The breed has been known since the 7th century, and it is believed that the consumption of these chickens, known in China as the gu ji (in the translation from Chinese – “chicken with black bones”), has a beneficial effect on human health. For example, Chinese women traditionally eat silky Chinese chicken meat after giving birth to restore energy, and the Chinese also say that black chicken dishes have a positive effect on blood, lungs, and stomach.
As a rule, in order for gu ji meat to fully manifest its unique properties, the broth is prepared from it with the addition of ginseng, dried wolfberries, and Chinese dates, and such chickens are rarely fried.
The mention of silk chickens is found in the notes of the traveler to China Marco Polo dating back to the 13th century – a genus of domestic chickens whose skin was covered with black hair instead of feathers. One of the first mentions that these chickens are found on the territory of Russia dates back to 1768-1773. Domestic poultry farmers brought this breed from Europe. German naturalist Pallas reports that he saw a Chinese chicken that had black skin and white plumage. These chickens are also found in Siberia, Persia, and Astrakhan. Silk chickens are excellent hens and mothers, they are often used to hatch not only chicken eggs but also to raise pheasants and partridges. White silk chickens hatch with canary-colored down – more attractive little creatures could hardly be imagined! The highlight of silk chickens is the color of their skin, bones, and meat – it is blue-black.
Eastern medicine considers the meat and eggs of Chinese chickens to be curative like ginseng. It tastes great. In the old days, silk chickens were served at dinner parties, seasoned with white sauce in order to sharpen the color of their meat.

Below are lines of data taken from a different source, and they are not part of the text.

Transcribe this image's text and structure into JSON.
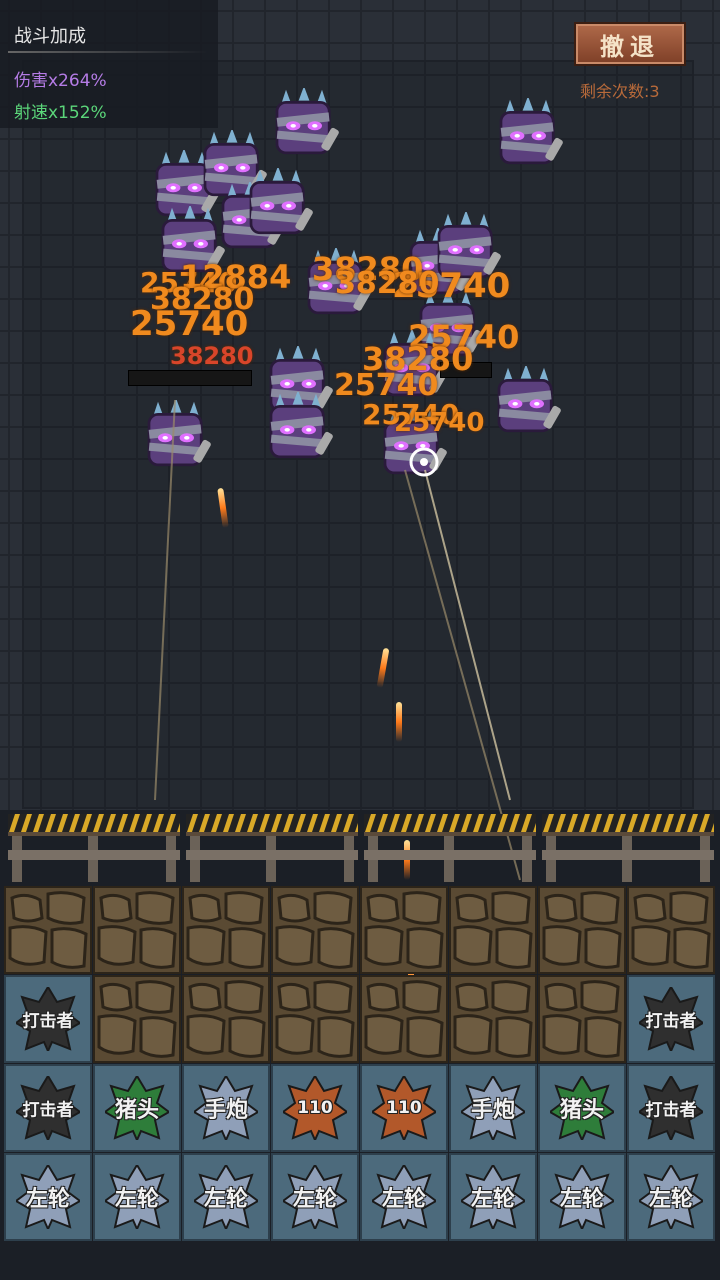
{
  "buff": {
    "title": "战斗加成",
    "damage": "伤害x264%",
    "speed": "射速x152%"
  },
  "retreat": {
    "label": "撤退",
    "remaining": "剩余次数:3"
  },
  "damage_numbers": [
    {
      "text": "25740",
      "color": "orange"
    },
    {
      "text": "12884",
      "color": "orange"
    },
    {
      "text": "38280",
      "color": "orange"
    },
    {
      "text": "38280",
      "color": "orange"
    },
    {
      "text": "25740",
      "color": "orange"
    },
    {
      "text": "38280",
      "color": "orange"
    },
    {
      "text": "25740",
      "color": "orange"
    },
    {
      "text": "25740",
      "color": "orange"
    },
    {
      "text": "38280",
      "color": "orange"
    },
    {
      "text": "25740",
      "color": "orange"
    },
    {
      "text": "38280",
      "color": "red"
    },
    {
      "text": "25740",
      "color": "orange"
    },
    {
      "text": "25740",
      "color": "orange"
    }
  ],
  "board": {
    "row1": [
      "",
      "",
      "",
      "",
      "",
      "",
      "",
      ""
    ],
    "row2": [
      "打击者",
      "",
      "",
      "",
      "",
      "",
      "",
      "打击者"
    ],
    "row3": [
      "打击者",
      "猪头",
      "手炮",
      "110",
      "110",
      "手炮",
      "猪头",
      "打击者"
    ],
    "row4": [
      "左轮",
      "左轮",
      "左轮",
      "左轮",
      "左轮",
      "左轮",
      "左轮",
      "左轮"
    ]
  },
  "colors": {
    "damage_orange": "#f08a1e",
    "damage_red": "#d8452a",
    "buff_damage": "#b57ce6",
    "buff_speed": "#5bd67a",
    "tile_dark": "#2f2f2f",
    "tile_green": "#2e7d3a",
    "tile_silver": "#8f9fb8",
    "tile_orange": "#b2582a"
  }
}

In family communities of silk chickens, more than in other breeds, mutual affections arise. Cockerels are very attentive “gentlemen” not only to their own “ladies”. Perhaps you will not find more fearless defenders of your harem. Despite their toy appearance, they do not hesitate to rush to protect their family. Chickens are also known for their strong hatching instinct – they are used to care for chicks of other domestic birds (including waterfowl – geese and ducks) and even game birds (quail and pheasant). And this is not the fruit of the efforts of geneticists or biologists, as it might seem. Silk is one of the oldest breeds.
According to a 2011 genetic study, the unique feature of Chinese silky chickens is due to an unusual genetic mutation, characterized as “a complex rearrangement that leads to overexpression of Endothelin-3, a gene responsible for stimulating the growth of pigment cells.” A significant increase in the number of pigment cells not only causes black skin and bones but also causes the darkening of internal organs. Another interesting fact about Chinese silky is their high content of carnosine, a natural peptide sold as a dietary supplement. People take it to increase muscle mass, slow down the aging process, and alleviate diseases such as diabetes and autism.
The nature of black leather has been investigated at the University of Jena, and by zoologists in Bonn. Studies have shown that it is rich in amino acids, vitamins (especially group B), calcium, phosphorus, iron, contains niacin, and also substances that cleanse the blood and increase the number of red blood cells and hemoglobin, activating the work of the spleen, kidneys, genitals. With medicines from silk chicken meat, the Chinese cure tuberculosis, migraines, kidney diseases, gynecological and many other diseases.
There is a Chinese legend. In ancient times, one person’s mother became incurably ill. The son put her in a cart and took her to find a doctor who could save her. They traveled around the villages for a long time, but no one was able to help. Returning to their homes, they stayed with some peasants. The owner, according to the laws of hospitality, prepared the most valuable thing in his house – a black chicken. The next morning the old woman felt better, and by the evening of the next day she walked briskly, and in the end, she was completely cured. Since then, it is believed that silk “heals all ailments.”